Spurs' achievement impressive, but this is no dynasty
Posted: Friday June 15, 2007 12:17PM; Updated: Friday June 15, 2007 2:28PM
CLEVELAND -- All right, let's get all the reasons we would not consider the San Antonio Spurs one of history's most successful franchises out of the way immediately.
They never had to win a championship against Michael Jordan, a notorious spoiler of the Clyde Drexler Trail Blazers, the Charles Barkley Suns, the Gary Payton SuperSonics and the John Stockton-Karl Malone Jazz.
They play in a league diluted by expansion.
Their first title, in 1999, occurred in a lockout-shortened season.
Their most recent championship came against what was surely one of the worst Finals teams ever, LeBron James' individual brilliance notwithstanding.
OK, that said, San Antonio's fourth title in nine years, completed Thursday night at Quicken Loans Arena in Cleveland, is a monumental accomplishment that should give the Spurs a permanent place in sports history.
Let's just not bring up the "D" word.
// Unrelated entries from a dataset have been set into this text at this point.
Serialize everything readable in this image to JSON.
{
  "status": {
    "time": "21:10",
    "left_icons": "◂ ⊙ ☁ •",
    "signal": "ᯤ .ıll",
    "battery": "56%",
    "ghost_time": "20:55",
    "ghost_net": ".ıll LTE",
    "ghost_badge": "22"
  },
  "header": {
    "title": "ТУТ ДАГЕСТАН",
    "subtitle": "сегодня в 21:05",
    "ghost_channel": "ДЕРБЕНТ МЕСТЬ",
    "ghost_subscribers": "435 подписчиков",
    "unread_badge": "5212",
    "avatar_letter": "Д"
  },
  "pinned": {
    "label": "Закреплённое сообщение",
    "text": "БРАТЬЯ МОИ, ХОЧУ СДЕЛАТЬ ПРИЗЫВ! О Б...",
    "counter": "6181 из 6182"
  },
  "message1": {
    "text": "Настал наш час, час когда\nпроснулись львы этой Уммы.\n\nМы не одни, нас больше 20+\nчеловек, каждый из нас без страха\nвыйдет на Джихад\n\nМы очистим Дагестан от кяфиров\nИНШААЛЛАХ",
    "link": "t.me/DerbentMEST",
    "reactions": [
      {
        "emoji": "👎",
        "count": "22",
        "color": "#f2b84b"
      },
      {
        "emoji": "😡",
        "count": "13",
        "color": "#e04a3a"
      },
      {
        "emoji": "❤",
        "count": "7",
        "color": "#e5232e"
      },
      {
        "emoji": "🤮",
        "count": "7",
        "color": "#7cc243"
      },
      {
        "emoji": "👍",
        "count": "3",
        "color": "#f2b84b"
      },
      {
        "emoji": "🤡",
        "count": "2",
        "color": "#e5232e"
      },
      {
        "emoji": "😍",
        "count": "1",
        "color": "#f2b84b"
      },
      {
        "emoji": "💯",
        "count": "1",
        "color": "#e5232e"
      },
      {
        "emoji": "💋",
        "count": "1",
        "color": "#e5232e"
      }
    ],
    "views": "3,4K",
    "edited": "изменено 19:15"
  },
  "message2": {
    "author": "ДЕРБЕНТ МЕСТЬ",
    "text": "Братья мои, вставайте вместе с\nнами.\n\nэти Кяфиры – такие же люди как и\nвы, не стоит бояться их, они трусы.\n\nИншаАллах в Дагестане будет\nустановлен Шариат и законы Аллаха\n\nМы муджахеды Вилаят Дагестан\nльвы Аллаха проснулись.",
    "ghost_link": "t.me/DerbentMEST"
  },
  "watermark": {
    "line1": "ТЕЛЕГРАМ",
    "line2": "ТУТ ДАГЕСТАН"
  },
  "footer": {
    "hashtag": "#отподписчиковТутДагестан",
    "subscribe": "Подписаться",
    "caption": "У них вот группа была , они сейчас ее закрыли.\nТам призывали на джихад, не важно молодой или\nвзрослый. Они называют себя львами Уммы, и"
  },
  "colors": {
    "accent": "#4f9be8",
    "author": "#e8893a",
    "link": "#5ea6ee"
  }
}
The Spurs are not a dynasty. They haven't suggested that about themselves. To me, a dynasty means this: A team must win more than half the championships over a decade and be considered the clear favorite in most of those seasons. A decade is a random measure, of course, but dynasty-dom has to be demonstrated over an extended period of time; the Mings, after all, lasted from 1368 to 1644. (Not the Yao Mings.)
In my view, only two franchises truly qualify as a dynasty -- the Boston Celtics, who, absurdly, won 11 championships in 13 seasons from 1957 to 1969 during the Bill Russell days, and Jordan's Chicago Bulls, who won six titles in eight years (the franchise's only championships) from '91 to '98.
Overall, the Celtics have won 16 titles (though a contemporary cynic would have to note that not a single one has come since '86). That career record is challenged only by the Lakers, who have 14 championships, five of them when the team was in Minneapolis, which was the dominant franchise in the NBA's first decade. But the Lakers have never had a true dynasty. They won five titles from '80 to '88, a tremendous achievement to be sure, but they clearly shared the decade with the Celtics, who won three titles in seven seasons. And they would've needed a couple more with the Shaquille O'Neal-Kobe Bryant combo to meet the dynasty standard in the early years of this century.
Which brings us to the Spurs. Four titles in nine years in an era of free agency and revolving-door coaches is a monumental accomplishment. Tim Duncan and Gregg Popovich have been around for all four. Duncan's complementary pieces (Tony Parker, Manu Ginobili, Bruce Bowen) have been there for the last three. One thing the Spurs have not done, however, is repeat, a fact pointed out to Popovich on Thursday night.
"Will that be extra motivation for next season?" he was asked.
"I don't give a s---," Pop said with a smile.
My guess is, he does. And if the Spurs win again, we'll resume this conversation.
Jack McCallum is the author of "Seven Seconds or Less: My Season on the Bench with the Runnin' and Gunnin' Phoenix Suns," a behind-the-scenes account of the Suns' 2005-06 season. Click here to order a copy.